*Exercise details*: What is the number of lines in this listing that include "Application"? Answer with that number only.

*Entries shown*:
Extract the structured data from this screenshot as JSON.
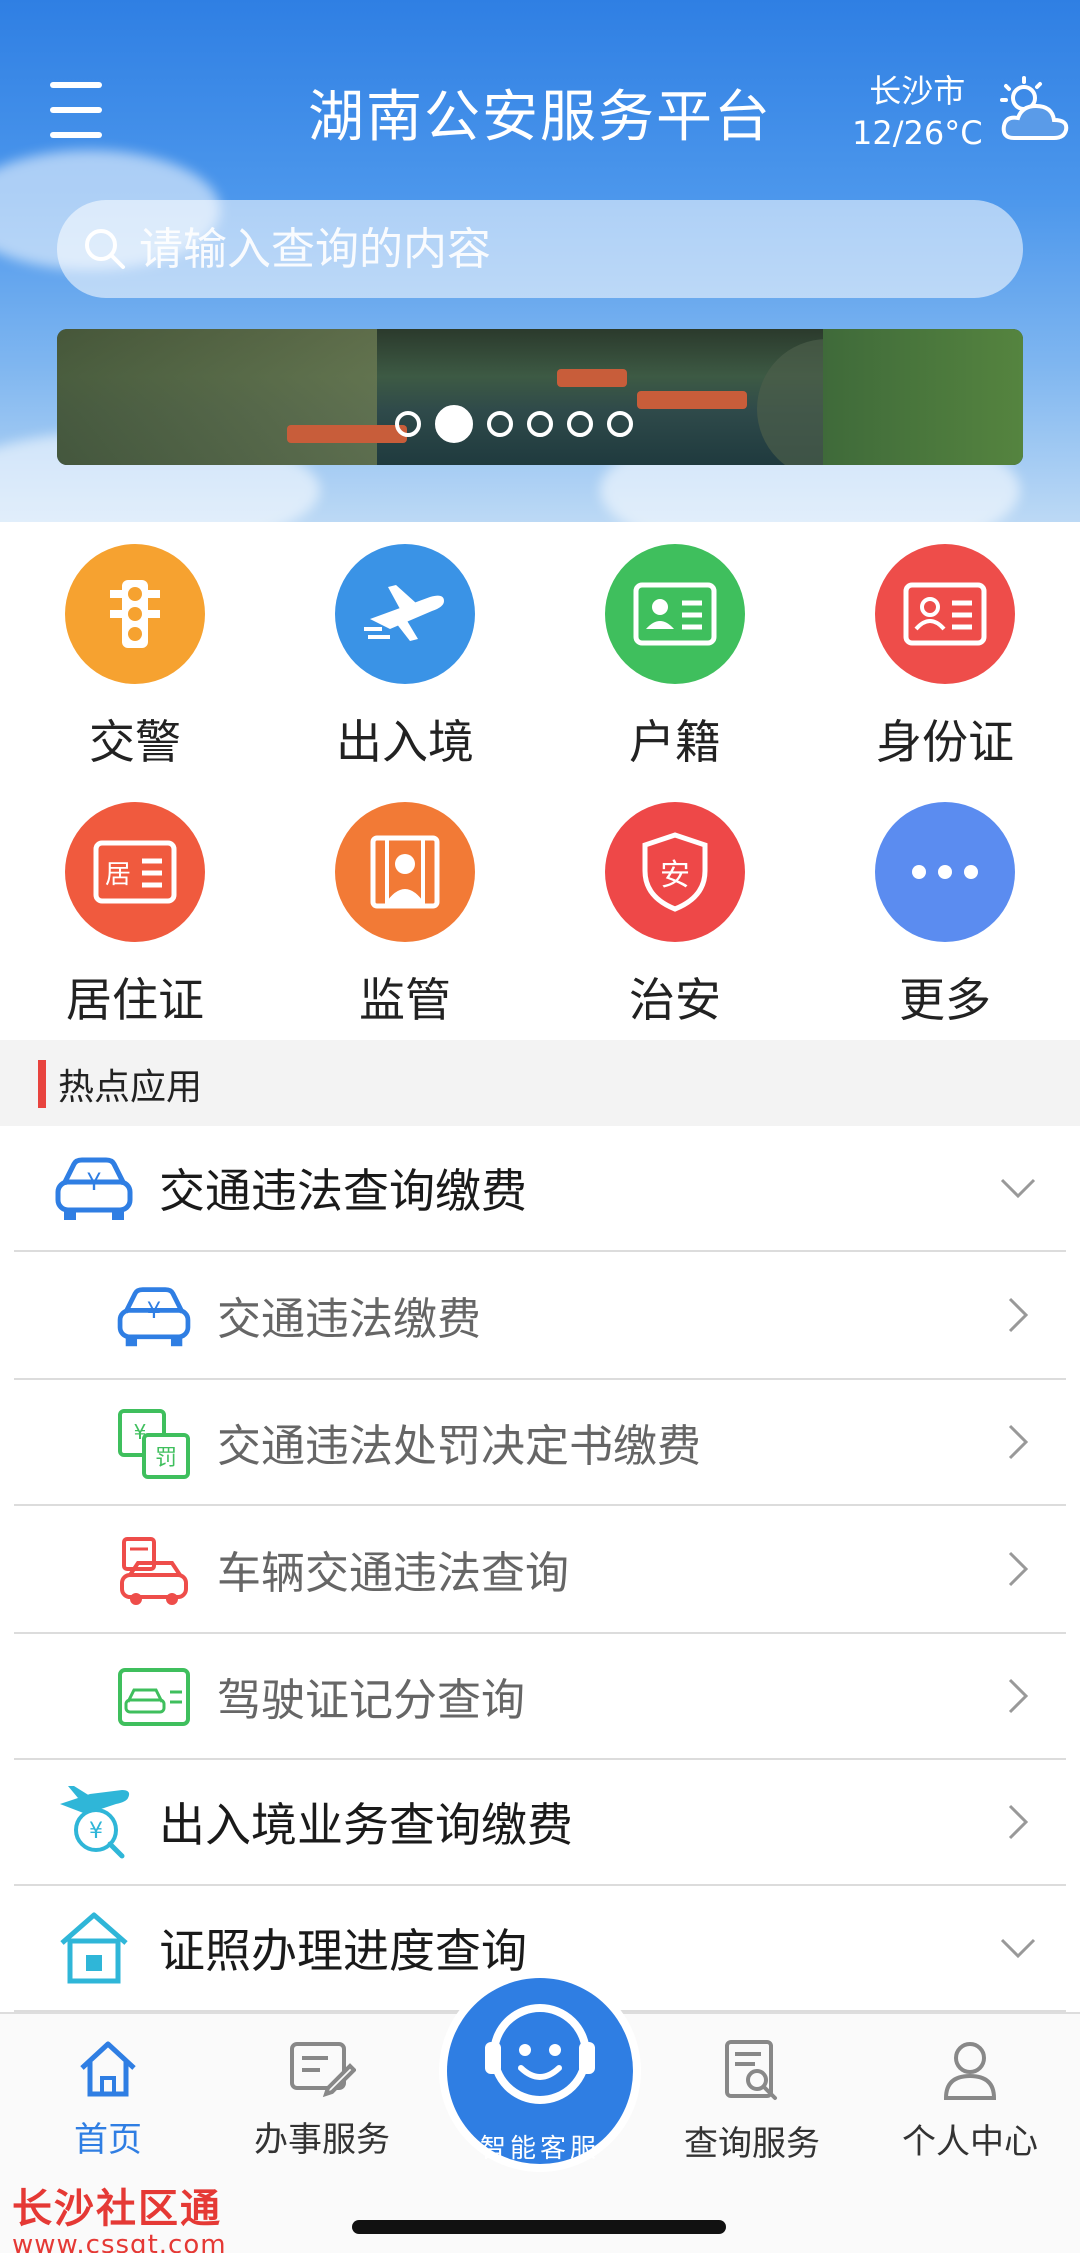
{
  "header": {
    "title": "湖南公安服务平台",
    "city": "长沙市",
    "temperature": "12/26°C",
    "weather_icon": "partly-cloudy-icon"
  },
  "search": {
    "placeholder": "请输入查询的内容"
  },
  "banner": {
    "slide_count": 6,
    "active_slide": 2
  },
  "grid": [
    {
      "label": "交警",
      "color": "#f6a230",
      "icon": "traffic-light-icon"
    },
    {
      "label": "出入境",
      "color": "#3a93e6",
      "icon": "airplane-icon"
    },
    {
      "label": "户籍",
      "color": "#3fbf5d",
      "icon": "household-card-icon"
    },
    {
      "label": "身份证",
      "color": "#ee4d4a",
      "icon": "id-card-icon"
    },
    {
      "label": "居住证",
      "color": "#f05a3e",
      "icon": "residence-card-icon"
    },
    {
      "label": "监管",
      "color": "#f27a36",
      "icon": "custody-icon"
    },
    {
      "label": "治安",
      "color": "#ee4848",
      "icon": "security-shield-icon"
    },
    {
      "label": "更多",
      "color": "#5b8cf0",
      "icon": "more-dots-icon"
    }
  ],
  "section": {
    "title": "热点应用"
  },
  "list": [
    {
      "label": "交通违法查询缴费",
      "level": "main",
      "chevron": "down",
      "icon": "car-yuan-icon"
    },
    {
      "label": "交通违法缴费",
      "level": "sub",
      "chevron": "right",
      "icon": "car-yuan-icon"
    },
    {
      "label": "交通违法处罚决定书缴费",
      "level": "sub",
      "chevron": "right",
      "icon": "penalty-notice-icon"
    },
    {
      "label": "车辆交通违法查询",
      "level": "sub",
      "chevron": "right",
      "icon": "car-clipboard-icon"
    },
    {
      "label": "驾驶证记分查询",
      "level": "sub",
      "chevron": "right",
      "icon": "driver-license-icon"
    },
    {
      "label": "出入境业务查询缴费",
      "level": "main",
      "chevron": "right",
      "icon": "plane-yuan-icon"
    },
    {
      "label": "证照办理进度查询",
      "level": "main",
      "chevron": "down",
      "icon": "house-icon"
    }
  ],
  "tabbar": {
    "home": "首页",
    "services": "办事服务",
    "assistant": "智能客服",
    "query": "查询服务",
    "profile": "个人中心"
  },
  "watermark": {
    "name": "长沙社区通",
    "url": "www.cssqt.com"
  }
}
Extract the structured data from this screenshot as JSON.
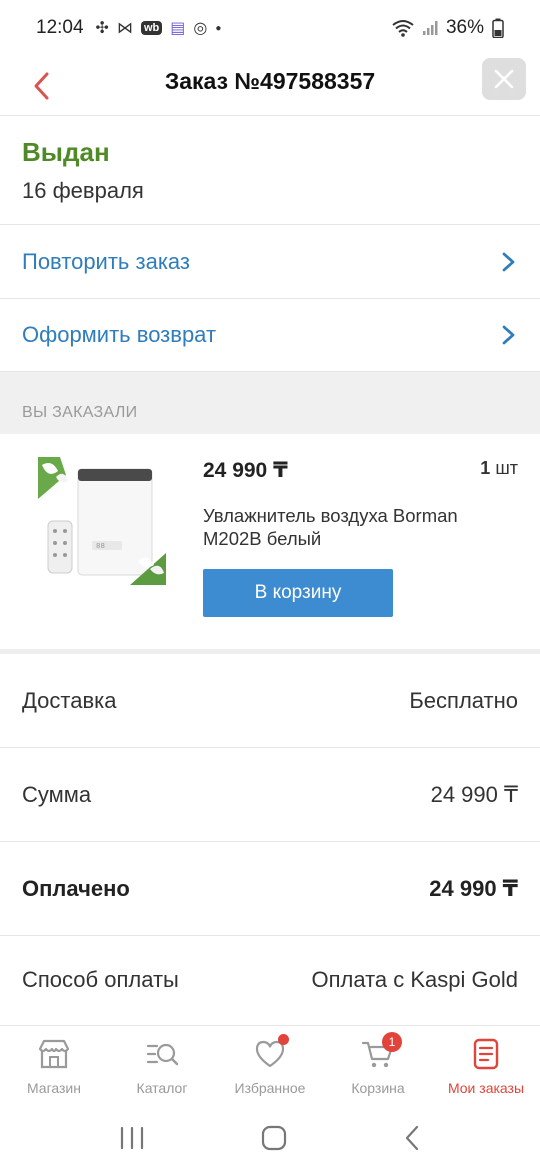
{
  "status_bar": {
    "time": "12:04",
    "battery": "36%",
    "icons": [
      "slack-icon",
      "capcut-icon",
      "wb-app-icon",
      "list-app-icon",
      "chrome-icon",
      "dot-icon"
    ]
  },
  "header": {
    "title": "Заказ №497588357"
  },
  "order_status": {
    "label": "Выдан",
    "date": "16 февраля",
    "color": "#4f8a27"
  },
  "actions": [
    {
      "label": "Повторить заказ"
    },
    {
      "label": "Оформить возврат"
    }
  ],
  "section": {
    "ordered_title": "ВЫ ЗАКАЗАЛИ"
  },
  "product": {
    "price": "24 990 ₸",
    "qty_value": "1",
    "qty_unit": "шт",
    "name": "Увлажнитель воздуха Borman M202B белый",
    "cart_button": "В корзину"
  },
  "summary": [
    {
      "key": "Доставка",
      "value": "Бесплатно"
    },
    {
      "key": "Сумма",
      "value": "24 990 ₸"
    },
    {
      "key": "Оплачено",
      "value": "24 990 ₸"
    },
    {
      "key": "Способ оплаты",
      "value": "Оплата с Kaspi Gold"
    }
  ],
  "tabbar": {
    "items": [
      {
        "label": "Магазин",
        "icon": "store-icon"
      },
      {
        "label": "Каталог",
        "icon": "catalog-search-icon"
      },
      {
        "label": "Избранное",
        "icon": "heart-icon"
      },
      {
        "label": "Корзина",
        "icon": "cart-icon",
        "badge": "1"
      },
      {
        "label": "Мои заказы",
        "icon": "orders-icon"
      }
    ],
    "active_color": "#e0443b"
  },
  "colors": {
    "accent_blue": "#2f7dbb",
    "button_blue": "#3d8bd0",
    "brand_red": "#e0443b"
  }
}
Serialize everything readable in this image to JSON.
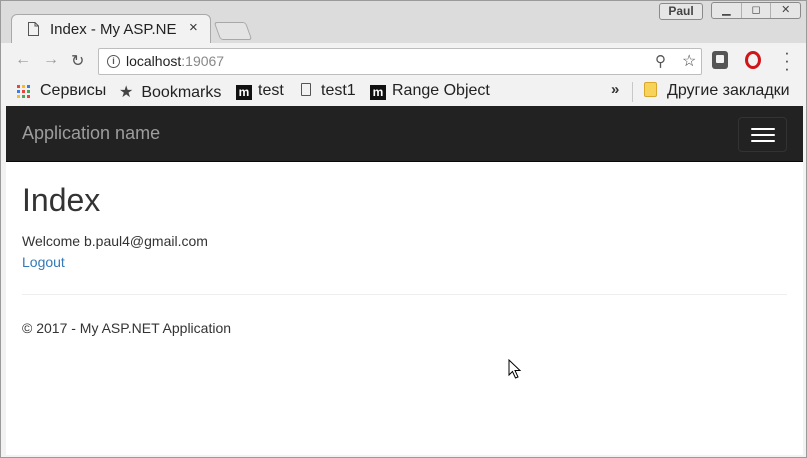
{
  "browser": {
    "tab_title": "Index - My ASP.NE",
    "tab_close": "×",
    "profile_name": "Paul",
    "url_host": "localhost",
    "url_port": ":19067"
  },
  "bookmarks": {
    "apps_label": "Сервисы",
    "items": [
      {
        "label": "Bookmarks",
        "icon": "star-icon"
      },
      {
        "label": "test",
        "icon": "m-icon"
      },
      {
        "label": "test1",
        "icon": "page-icon"
      },
      {
        "label": "Range Object",
        "icon": "m-icon"
      }
    ],
    "overflow": "»",
    "other_label": "Другие закладки"
  },
  "app": {
    "brand": "Application name",
    "title": "Index",
    "welcome": "Welcome b.paul4@gmail.com",
    "logout": "Logout",
    "footer": "© 2017 - My ASP.NET Application"
  },
  "colors": {
    "navbar_bg": "#222222",
    "link": "#337ab7",
    "brand_text": "#9d9d9d"
  }
}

*Answer box*: 2